When I design my clothes I think about how women will feel in the garments. Some people think that the fashion industry is so superficial so, materialistic. And that can be true but I want to provide something a little more than that. If that’s all that fashion can offer, why do I have to be another designer and create more...rubbish? So I thought really hard about what my contribution is to this world, to this community, to the customer as a designer. I wanted to give some kind of empowering feeling to these people through my garments, and that’s why I think about women’s bodies so much. I’m not making garments to dress models who have perfect bodies. That’s not really the purpose of why I am doing this. I think about real humans, real women who have challenges and changes, you know?
One of my friends, my really good friends, who is in her mid 70’s said something like, ‘You know Angela, all of a sudden, I feel like I am so invisible in this world. You know? I always liked fashion. I always liked clothing and there were always nice clothes for me to go and get, but now, in my old age, I feel like nobody is paying attention to women in their 70’s. Nobody is making anything for us. Why is that? We are so invisible in this world.’ And that really hit me. Yeah, she might be a little bit older than me but she is still a very beautiful individual. How come nobody is thinking about her needs? So, that’s the kind of things I want to pay more attention to. I’m not saying I’m only going to make clothes for the older woman, I am just saying that every individual – every individual – deserves to have something. Something beautiful.”
I can’t pinpoint exactly how many looks came down the runway but I can tell you that each garment made a promise. I was no longer looking at models strolling down the runway but at women coming alive through color, cut and style. Angela Kim had shown me the shape of visibility through asymmetrical hemlines, crinolines and draping fabrics, statement jewelry provided by Mora Contemporary Jewelry, and floral as well as other printed patterns. When I looked at the models, I didn’t want to be them but I wanted to be in their shoes. I wanted to wear Kim’s handcrafted garments because I too could be visible even if I am sixty pounds heavier than those models. I desired to wear Angela Kim’s designs because her philosophy on fashion was more than that – it was a promise.

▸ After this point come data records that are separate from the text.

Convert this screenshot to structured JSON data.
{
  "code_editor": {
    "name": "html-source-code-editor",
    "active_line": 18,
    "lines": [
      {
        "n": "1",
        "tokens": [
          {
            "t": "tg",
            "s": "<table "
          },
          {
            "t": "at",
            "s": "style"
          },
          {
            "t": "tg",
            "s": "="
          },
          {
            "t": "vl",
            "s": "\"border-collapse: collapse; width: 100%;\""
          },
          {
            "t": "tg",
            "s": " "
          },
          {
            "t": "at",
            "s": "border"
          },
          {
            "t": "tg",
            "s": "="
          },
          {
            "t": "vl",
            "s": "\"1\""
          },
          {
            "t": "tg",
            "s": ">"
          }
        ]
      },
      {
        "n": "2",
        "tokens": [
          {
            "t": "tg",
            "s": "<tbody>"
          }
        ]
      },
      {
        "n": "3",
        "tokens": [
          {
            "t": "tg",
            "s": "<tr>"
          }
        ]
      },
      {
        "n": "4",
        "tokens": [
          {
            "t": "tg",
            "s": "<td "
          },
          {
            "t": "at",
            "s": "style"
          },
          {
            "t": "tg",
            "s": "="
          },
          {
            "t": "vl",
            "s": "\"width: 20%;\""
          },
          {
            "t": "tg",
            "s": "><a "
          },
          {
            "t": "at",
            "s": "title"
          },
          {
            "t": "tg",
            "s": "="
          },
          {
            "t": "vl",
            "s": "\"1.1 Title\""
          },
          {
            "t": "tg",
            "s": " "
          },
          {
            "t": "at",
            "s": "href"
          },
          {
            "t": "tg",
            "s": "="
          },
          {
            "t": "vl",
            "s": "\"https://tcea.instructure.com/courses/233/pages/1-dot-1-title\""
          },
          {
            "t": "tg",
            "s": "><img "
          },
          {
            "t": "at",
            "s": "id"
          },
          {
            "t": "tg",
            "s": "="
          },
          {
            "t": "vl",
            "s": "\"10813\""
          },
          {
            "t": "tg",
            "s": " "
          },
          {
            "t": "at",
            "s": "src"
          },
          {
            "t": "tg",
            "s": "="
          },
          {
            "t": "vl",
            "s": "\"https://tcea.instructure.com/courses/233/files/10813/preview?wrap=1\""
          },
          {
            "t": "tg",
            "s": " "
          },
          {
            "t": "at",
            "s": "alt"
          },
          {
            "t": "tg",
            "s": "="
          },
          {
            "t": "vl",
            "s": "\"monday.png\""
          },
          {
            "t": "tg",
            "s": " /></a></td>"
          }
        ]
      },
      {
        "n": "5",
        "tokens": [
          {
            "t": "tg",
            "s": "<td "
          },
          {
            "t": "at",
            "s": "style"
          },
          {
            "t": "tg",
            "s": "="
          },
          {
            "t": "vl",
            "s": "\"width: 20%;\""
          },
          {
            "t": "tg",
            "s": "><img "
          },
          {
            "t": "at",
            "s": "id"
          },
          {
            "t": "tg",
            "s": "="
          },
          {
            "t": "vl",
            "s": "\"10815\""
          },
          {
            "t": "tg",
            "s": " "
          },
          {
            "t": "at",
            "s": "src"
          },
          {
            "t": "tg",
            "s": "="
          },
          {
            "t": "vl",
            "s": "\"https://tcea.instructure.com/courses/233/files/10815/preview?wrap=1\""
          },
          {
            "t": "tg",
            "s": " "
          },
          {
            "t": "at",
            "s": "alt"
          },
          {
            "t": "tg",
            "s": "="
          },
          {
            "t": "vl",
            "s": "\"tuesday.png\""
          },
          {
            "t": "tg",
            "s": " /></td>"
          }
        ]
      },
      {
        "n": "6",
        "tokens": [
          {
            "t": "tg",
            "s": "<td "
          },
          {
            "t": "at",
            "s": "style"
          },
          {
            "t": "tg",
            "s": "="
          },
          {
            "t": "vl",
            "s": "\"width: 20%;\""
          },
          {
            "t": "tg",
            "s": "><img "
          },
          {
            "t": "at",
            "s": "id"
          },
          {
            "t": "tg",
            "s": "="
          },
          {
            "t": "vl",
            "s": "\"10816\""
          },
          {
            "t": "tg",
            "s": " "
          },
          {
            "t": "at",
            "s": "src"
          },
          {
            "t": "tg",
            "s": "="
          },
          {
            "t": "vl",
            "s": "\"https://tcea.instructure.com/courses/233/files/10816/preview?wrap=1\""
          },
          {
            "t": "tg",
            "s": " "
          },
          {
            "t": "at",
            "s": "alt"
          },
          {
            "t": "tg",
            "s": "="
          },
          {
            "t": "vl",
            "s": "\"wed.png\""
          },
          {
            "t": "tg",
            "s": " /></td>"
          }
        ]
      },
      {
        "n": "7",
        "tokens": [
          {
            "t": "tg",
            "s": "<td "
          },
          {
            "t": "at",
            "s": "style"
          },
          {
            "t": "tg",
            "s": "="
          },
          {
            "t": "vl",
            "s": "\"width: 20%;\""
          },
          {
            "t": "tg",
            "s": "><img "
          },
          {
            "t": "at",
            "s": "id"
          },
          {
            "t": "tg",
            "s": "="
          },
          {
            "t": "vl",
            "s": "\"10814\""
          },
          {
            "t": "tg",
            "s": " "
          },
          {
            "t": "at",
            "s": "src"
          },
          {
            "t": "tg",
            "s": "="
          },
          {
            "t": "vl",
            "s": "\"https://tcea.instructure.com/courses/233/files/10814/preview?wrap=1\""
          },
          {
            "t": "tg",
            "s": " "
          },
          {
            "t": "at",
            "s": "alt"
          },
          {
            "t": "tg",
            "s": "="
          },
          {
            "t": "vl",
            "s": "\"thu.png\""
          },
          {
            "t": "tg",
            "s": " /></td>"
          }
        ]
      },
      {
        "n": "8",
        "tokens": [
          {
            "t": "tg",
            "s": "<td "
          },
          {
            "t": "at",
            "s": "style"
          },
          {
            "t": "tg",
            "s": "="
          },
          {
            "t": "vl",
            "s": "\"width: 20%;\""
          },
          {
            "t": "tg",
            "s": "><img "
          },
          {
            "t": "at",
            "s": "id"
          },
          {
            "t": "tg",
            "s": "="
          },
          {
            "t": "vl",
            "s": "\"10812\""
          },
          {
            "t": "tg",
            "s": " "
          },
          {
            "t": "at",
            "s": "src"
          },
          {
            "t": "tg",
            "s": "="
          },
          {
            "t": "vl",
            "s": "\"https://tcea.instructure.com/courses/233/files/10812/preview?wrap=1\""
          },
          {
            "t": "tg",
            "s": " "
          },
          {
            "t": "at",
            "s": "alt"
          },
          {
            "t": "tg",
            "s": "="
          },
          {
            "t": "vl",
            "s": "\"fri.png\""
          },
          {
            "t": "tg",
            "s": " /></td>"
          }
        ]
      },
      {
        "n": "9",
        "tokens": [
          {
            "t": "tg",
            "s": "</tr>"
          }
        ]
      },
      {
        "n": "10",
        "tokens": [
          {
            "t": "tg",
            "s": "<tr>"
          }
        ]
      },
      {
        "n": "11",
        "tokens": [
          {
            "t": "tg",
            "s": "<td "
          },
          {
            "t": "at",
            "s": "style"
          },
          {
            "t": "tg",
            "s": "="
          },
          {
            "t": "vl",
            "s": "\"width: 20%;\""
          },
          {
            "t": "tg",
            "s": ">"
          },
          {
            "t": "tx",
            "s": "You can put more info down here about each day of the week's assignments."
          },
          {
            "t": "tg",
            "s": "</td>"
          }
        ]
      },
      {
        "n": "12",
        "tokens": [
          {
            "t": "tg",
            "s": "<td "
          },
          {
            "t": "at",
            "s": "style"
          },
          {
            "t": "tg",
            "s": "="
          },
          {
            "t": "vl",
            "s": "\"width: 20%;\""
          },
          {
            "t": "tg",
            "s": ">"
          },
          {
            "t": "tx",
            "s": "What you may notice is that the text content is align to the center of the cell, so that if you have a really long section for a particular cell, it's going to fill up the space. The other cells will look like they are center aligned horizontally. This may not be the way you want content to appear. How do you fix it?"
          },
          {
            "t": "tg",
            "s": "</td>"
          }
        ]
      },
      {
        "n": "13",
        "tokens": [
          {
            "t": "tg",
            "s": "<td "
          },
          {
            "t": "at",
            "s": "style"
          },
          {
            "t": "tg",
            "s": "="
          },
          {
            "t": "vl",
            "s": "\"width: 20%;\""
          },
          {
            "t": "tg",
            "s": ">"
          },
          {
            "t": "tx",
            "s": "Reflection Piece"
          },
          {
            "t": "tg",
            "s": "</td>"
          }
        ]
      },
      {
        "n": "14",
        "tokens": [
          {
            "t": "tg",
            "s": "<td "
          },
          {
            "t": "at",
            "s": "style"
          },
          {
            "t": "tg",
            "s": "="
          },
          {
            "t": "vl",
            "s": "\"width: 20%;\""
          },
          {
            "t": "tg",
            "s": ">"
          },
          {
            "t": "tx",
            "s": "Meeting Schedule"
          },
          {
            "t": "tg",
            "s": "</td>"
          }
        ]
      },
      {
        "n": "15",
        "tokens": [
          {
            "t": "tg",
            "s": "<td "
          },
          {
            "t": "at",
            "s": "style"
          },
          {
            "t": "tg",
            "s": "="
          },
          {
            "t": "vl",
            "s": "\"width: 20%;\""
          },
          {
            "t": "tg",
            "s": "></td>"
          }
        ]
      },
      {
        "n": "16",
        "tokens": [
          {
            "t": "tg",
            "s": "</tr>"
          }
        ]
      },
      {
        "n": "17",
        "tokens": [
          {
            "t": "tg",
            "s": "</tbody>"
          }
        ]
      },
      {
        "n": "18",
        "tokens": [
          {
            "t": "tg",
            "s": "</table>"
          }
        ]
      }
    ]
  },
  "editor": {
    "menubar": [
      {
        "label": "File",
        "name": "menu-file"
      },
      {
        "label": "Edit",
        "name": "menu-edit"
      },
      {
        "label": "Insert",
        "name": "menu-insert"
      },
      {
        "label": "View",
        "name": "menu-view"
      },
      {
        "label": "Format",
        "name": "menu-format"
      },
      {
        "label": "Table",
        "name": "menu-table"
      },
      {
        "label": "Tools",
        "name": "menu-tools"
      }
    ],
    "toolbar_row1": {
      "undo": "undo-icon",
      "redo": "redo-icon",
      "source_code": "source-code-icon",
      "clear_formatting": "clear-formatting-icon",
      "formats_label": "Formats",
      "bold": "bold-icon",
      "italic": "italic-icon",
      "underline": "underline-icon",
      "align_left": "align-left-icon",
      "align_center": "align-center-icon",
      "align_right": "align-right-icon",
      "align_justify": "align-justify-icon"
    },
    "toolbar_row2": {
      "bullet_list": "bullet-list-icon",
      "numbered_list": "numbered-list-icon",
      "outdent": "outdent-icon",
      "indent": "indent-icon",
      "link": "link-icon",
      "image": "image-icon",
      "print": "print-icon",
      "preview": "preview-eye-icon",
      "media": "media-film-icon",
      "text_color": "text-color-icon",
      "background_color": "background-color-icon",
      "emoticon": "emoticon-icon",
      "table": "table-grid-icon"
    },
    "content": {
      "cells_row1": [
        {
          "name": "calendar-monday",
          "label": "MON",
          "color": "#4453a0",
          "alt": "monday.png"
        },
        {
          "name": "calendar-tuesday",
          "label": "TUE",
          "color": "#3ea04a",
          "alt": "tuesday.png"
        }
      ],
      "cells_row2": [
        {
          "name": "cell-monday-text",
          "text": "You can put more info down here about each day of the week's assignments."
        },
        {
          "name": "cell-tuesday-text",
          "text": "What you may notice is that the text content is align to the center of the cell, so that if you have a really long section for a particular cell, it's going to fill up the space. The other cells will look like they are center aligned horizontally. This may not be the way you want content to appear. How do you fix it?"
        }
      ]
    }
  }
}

For more information, check out Kim’sand Facebook page for more details.
1st and 2nd photos from What's Her Face Photography / 3rd and 4th photos from Jim Rigsby Photography